Senate Majority Leader Chuck Schumer is fast-tracking the 2,700-page infrastructure bill, calling for a vote within “a matter of days.” (Associated Press)
Transit advocates say the $39 billion devoted to transit in the bill isn’t enough to address the many needs. (The Hill)
Part of the reason it isn’t enough is that U.S. transit projects are the most expensive in the world despite generally being less complex than projects overseas, as recently documented by the Eno Center for Transportation.
Critics of the final package’s relative lack of investment in transit and road safety say the fact that a deal was made has become more important than what’s in the deal. (Roll Call)
Love it or hate it, President Biden was able to cut a deal without Mitch McConnell blocking it like he did with President Obama’s stimulus package. New York Magazine explains how.
The National Transportation Safety Board is investigating a Boston train crash that injured 25 people. (Boston 25)
Dallas is embracing Vision Zero after it was dubbed it the most dangerous city for driving. Even if it’s just drivers looking out for their own self-interests, hey, if that’s what it takes … (Spectrum News)
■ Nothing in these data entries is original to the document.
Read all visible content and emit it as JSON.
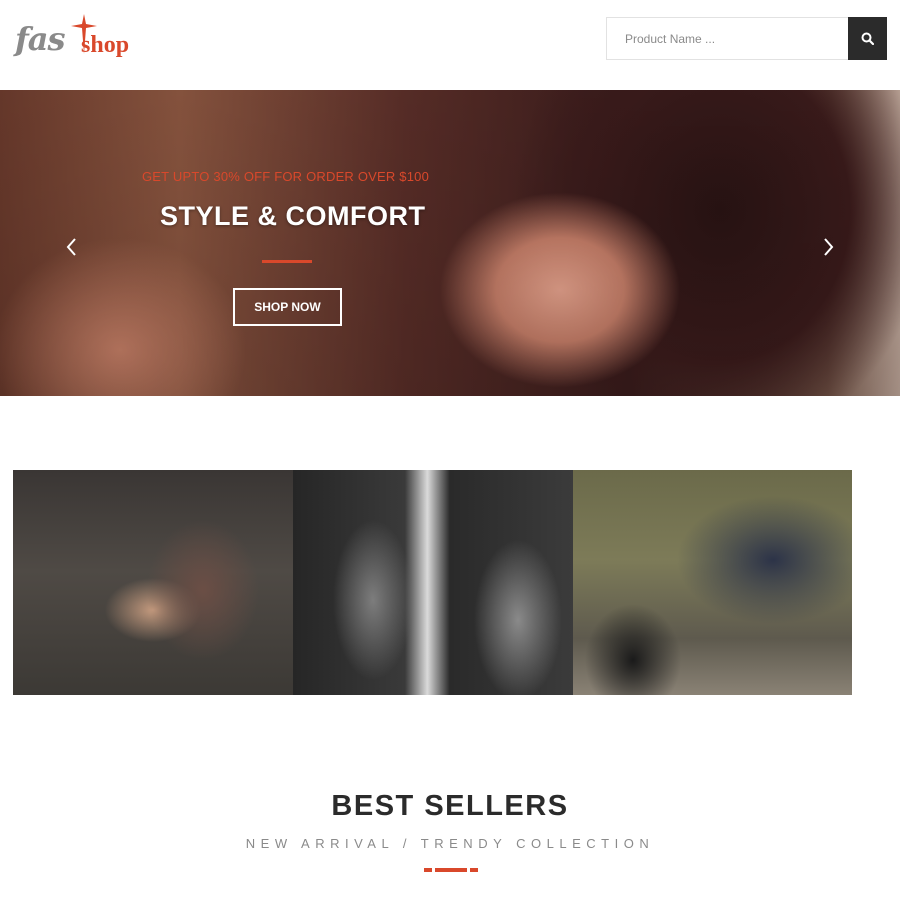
{
  "brand": {
    "logo_part1": "fas",
    "logo_part2": "shop",
    "logo_color": "#d9482b"
  },
  "search": {
    "placeholder": "Product Name ...",
    "value": "",
    "icon": "search-icon"
  },
  "hero": {
    "promo": "GET UPTO 30% OFF FOR ORDER OVER $100",
    "title": "STYLE & COMFORT",
    "button_label": "SHOP NOW",
    "prev_icon": "chevron-left-icon",
    "next_icon": "chevron-right-icon"
  },
  "banners": [
    {
      "name": "banner-fur-coat"
    },
    {
      "name": "banner-patterned-jackets"
    },
    {
      "name": "banner-boots-shoes"
    }
  ],
  "best_sellers": {
    "title": "BEST SELLERS",
    "subtitle": "NEW ARRIVAL / TRENDY COLLECTION"
  },
  "colors": {
    "accent": "#d9482b",
    "dark": "#2b2b2b",
    "muted": "#8a8a8a"
  }
}
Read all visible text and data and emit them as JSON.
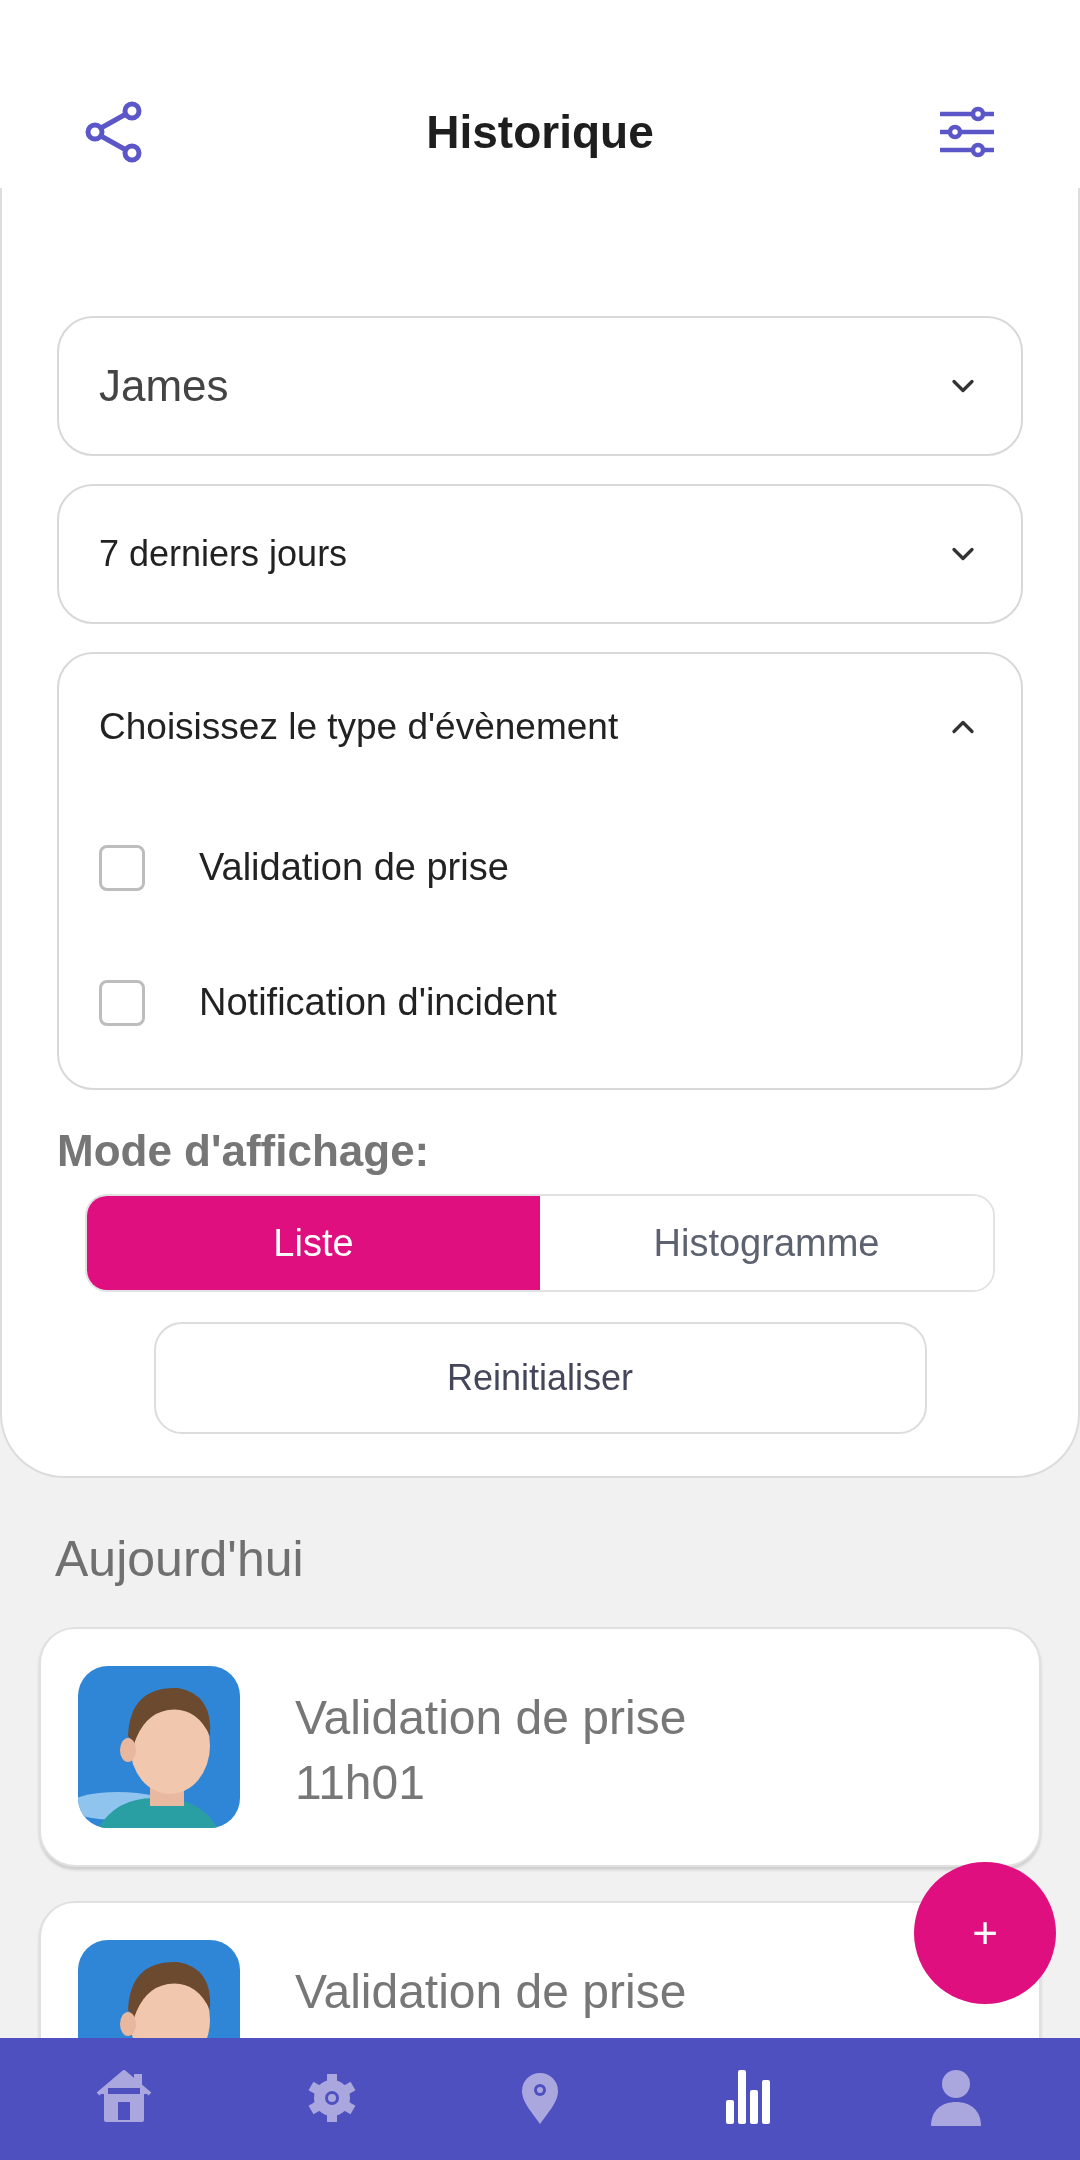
{
  "header": {
    "title": "Historique"
  },
  "filters": {
    "person": {
      "value": "James"
    },
    "period": {
      "value": "7 derniers jours"
    },
    "event_types": {
      "label": "Choisissez le type d'évènement",
      "expanded": true,
      "options": [
        {
          "label": "Validation de prise",
          "checked": false
        },
        {
          "label": "Notification d'incident",
          "checked": false
        }
      ]
    }
  },
  "display_mode": {
    "label": "Mode d'affichage:",
    "options": [
      {
        "label": "Liste",
        "selected": true
      },
      {
        "label": "Histogramme",
        "selected": false
      }
    ]
  },
  "reset_button": "Reinitialiser",
  "section": "Aujourd'hui",
  "events": [
    {
      "title": "Validation de prise",
      "time": "11h01"
    },
    {
      "title": "Validation de prise"
    }
  ],
  "fab": "+",
  "nav": [
    {
      "selected": false
    },
    {
      "selected": false
    },
    {
      "selected": false
    },
    {
      "selected": true
    },
    {
      "selected": false
    }
  ]
}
San Francisco is considering congestion pricing downtown. (Chronicle)
The Federal Highway Administration released $1 million in emergency funds to help repair a pedestrian bridge damaged by a truck in Washington, D.C. (WTOP)
Donald Trump's first budget will reportedly follow a blueprint for extreme spending cuts laid out by the Heritage Foundation. That could spell disaster for cities, since Heritage recommends eliminating federal support for transit.
The House of Representatives approved the transportation bill conference report this afternoon by a vote of 373 to 52. [UPDATE 4:00 PM: The Senate has also approved the bill, 74-19.] This is a bill that’s been called “a death blow to mass transit” by the Amalgamated Transit Union, “a step backwards for America’s transportation system” […]
Senate Democrats have an infrastructure "blueprint" of their own, one that's weighted toward transit. The trouble is that Democrats have little power to set terms, and getting drawn into negotiations over an unnecessary infrastructure bill may not play out to their advantage.
Last week, the Massachusetts Bay Transportation Authority abruptly cut ties with four contractors working on the 4.7-mile Green Line extension to Somerville and Medford, outside Boston. The announcement came shortly after reports that the cost of the light rail project had ballooned to about $3 billion, an increase of a billion dollars. State officials said the decision doesn’t mean […]